Power and Pathos: Bronze Sculpture of the Hellenistic World
Palazzo Strozzi, Florence, Italy

March14-June 21, 2015
The Getty Center, Los Angeles,CA

July 28–November 1, 2015

During the three centuries between the reigns of Alexander the Great and Augustus, artists around the Mediterranean created innovative, realistic sculptures of physical power and emotional intensity. Bronze—with its tensile strength, reflective effects, and ability to hold the finest detail—was employed for dynamic compositions, dazzling displays of the nude body, and graphic expressions of age and character. This unprecedented international loan exhibition unites about fifty significant bronzes of the Hellenistic age.
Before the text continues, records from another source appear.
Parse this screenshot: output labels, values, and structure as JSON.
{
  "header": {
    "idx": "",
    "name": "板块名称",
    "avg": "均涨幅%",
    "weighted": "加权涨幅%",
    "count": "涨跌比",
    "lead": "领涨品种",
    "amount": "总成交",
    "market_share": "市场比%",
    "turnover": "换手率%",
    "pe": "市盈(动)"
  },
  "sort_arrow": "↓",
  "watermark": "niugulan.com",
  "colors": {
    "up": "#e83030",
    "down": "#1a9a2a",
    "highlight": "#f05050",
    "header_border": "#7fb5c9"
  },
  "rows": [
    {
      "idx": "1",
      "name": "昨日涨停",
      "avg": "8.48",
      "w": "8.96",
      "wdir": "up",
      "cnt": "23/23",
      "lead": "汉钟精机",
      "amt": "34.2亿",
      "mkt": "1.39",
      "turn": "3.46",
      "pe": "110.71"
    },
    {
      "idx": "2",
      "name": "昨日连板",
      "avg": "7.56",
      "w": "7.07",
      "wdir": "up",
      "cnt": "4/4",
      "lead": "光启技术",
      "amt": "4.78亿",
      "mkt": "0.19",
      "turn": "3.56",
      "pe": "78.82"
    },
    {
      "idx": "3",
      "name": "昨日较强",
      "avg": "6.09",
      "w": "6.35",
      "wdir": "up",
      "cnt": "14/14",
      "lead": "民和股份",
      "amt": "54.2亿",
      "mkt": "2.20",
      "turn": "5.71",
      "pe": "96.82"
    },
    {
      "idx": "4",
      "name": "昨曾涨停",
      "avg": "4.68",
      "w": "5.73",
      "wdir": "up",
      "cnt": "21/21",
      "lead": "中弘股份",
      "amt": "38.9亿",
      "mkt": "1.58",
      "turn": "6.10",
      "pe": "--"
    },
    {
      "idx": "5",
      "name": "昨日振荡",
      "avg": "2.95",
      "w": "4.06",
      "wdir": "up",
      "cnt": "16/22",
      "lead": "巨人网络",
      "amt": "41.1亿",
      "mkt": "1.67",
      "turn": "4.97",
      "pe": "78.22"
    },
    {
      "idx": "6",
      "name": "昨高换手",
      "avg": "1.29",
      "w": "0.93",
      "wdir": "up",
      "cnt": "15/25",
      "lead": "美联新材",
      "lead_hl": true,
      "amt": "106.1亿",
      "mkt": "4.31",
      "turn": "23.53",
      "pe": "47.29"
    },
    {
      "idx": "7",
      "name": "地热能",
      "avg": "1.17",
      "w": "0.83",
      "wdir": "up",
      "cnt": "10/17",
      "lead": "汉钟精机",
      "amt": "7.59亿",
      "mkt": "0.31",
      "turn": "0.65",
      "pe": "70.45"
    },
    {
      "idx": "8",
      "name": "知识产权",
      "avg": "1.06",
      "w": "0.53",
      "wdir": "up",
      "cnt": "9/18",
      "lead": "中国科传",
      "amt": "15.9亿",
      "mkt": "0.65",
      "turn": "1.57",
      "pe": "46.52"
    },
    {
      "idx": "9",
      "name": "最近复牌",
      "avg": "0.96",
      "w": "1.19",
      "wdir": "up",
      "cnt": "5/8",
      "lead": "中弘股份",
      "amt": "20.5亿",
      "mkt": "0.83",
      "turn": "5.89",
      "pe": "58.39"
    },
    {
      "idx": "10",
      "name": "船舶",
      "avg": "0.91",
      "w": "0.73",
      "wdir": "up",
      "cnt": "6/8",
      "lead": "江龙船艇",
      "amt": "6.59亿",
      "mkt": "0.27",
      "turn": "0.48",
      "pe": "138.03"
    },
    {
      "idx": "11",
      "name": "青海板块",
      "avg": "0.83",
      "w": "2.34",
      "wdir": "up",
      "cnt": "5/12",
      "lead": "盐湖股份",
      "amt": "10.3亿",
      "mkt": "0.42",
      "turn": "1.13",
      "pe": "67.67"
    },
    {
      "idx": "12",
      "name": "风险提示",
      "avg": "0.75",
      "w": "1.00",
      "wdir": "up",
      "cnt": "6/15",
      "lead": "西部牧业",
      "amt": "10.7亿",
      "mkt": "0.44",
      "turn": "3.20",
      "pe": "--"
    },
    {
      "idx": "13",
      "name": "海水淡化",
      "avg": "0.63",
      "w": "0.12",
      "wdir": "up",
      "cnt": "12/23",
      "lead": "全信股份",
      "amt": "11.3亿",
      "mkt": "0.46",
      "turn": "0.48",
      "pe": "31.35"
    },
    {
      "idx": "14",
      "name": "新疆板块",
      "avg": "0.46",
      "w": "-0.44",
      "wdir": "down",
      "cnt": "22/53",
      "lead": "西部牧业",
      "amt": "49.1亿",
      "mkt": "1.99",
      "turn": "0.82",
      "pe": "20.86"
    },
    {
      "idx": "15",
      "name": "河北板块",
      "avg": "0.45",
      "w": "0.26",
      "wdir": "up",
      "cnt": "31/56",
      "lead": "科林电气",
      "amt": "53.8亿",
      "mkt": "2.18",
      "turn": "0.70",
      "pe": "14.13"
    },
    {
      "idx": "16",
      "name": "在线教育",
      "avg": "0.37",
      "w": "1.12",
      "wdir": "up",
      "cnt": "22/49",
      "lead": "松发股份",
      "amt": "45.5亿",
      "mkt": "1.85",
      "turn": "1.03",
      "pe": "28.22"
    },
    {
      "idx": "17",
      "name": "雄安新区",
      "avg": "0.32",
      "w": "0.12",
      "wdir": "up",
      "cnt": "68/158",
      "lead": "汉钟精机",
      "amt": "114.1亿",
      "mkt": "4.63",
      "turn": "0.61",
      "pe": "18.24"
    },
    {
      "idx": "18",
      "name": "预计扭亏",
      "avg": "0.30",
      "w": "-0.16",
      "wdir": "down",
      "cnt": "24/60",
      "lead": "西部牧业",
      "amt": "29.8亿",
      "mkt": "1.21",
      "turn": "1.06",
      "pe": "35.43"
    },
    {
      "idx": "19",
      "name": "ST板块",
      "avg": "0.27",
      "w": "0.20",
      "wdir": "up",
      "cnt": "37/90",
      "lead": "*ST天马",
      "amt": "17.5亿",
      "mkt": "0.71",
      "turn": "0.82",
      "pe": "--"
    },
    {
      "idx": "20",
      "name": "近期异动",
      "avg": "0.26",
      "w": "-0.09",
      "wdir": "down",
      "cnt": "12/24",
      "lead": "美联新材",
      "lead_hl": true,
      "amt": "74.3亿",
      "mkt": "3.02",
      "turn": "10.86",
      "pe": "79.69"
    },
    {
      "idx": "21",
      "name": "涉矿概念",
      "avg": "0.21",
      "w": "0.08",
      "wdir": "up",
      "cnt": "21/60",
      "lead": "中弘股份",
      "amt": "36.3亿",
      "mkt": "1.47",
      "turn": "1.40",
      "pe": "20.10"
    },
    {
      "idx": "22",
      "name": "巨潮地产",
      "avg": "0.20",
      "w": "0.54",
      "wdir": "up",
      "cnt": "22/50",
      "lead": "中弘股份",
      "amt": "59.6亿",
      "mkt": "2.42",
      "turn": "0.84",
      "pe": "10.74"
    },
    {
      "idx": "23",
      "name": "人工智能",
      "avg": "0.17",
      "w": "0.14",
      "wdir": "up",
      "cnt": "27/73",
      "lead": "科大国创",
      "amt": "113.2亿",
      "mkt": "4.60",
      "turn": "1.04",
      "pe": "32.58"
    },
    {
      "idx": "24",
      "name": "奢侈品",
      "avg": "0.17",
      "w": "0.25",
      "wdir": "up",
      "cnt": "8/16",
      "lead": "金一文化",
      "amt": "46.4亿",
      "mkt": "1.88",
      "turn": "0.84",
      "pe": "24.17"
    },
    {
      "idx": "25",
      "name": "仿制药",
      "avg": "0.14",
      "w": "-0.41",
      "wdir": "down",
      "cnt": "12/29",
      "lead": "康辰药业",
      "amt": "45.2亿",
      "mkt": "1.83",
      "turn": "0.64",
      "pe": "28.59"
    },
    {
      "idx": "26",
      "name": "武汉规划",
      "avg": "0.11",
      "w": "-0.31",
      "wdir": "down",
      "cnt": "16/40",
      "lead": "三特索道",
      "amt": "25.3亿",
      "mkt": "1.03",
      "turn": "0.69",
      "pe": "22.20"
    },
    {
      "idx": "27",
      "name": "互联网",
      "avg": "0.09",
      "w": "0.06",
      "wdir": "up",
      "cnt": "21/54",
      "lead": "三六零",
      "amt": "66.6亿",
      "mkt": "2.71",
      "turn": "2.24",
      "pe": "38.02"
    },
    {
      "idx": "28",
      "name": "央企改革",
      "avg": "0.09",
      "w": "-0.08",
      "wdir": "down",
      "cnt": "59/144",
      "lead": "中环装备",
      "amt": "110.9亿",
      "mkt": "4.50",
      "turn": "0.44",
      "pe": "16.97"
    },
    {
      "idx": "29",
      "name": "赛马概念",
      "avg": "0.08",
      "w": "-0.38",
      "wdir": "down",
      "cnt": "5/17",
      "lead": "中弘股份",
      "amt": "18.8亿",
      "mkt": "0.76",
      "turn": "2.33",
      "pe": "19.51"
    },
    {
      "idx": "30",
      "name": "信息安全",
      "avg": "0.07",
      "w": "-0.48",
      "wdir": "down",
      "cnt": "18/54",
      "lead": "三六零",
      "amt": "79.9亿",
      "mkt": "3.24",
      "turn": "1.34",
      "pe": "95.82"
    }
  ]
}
This exhibition was organized by the J. Paul Getty Museum, the Fondazione Palazzo Strozzi in Florence, and the National Gallery of Art in Washington with the participation of the Soprintendenza per i Beni Archeologici della Toscana. It is supported by an indemnity from the Federal Council on the Arts and the Humanities. 

Seattle Art Museum

Oct 1 2015 – Jan 10 2016

The Seattle Art Museum is proud to present Intimate Impressionism from the National Gallery of Art (in Washington, D.C.). The collection is comprised of extraordinary paintings, considered to be the jewels of one of the finest collections of French Impressionism in the world.

This exhibition will feature 71 intimately scaled paintings by Impressionist and Post-Impressionist masters, including Édouard Manet, Auguste Renoir, Claude Monet, Eugène Boudin, Paul Cézanne, Edgar Degas, Camille Pissarro, Pierre Bonnard, Édouard Vuillard, Paul Gauguin, and Vincent van Gogh, among others. These works, which are prominently presented in the East Wing of the National Gallery, have long been treasured by the museum’s visitors and prized by art historians.

This will be the first time the beloved collection has gone on tour and it is only because the East Wing will be closed for renovation. The majority of works come from the celebrated Ailsa Mellon Bruce Collection, given to the National Gallery of Art in 1970. This core group is bolstered by works from the Mr. and Mrs. Paul Mellon Collection and gifts of several other important collectors.

Organized by the National Gallery of Art and curated locally by Chiyo Ishikawa, Susan Brotman Deputy Director for Art and Curator of European Painting and Sculpture for the Seattle Art Museum.

The exhibition is organized by the National Gallery of Art, Washington.

Special exhibitions at SAM are made possible by donors to the SAM Fund for Special Exhibitions and Wells Fargo

Madame Monet and Her Son, 1874, Pierre-Auguste Renoir, French, 1841-1919, oil on canvas, 19 13/16 x 26 3/4 in., National Gallery of Art, Ailsa Mellon Bruce Collection, 1970.17.60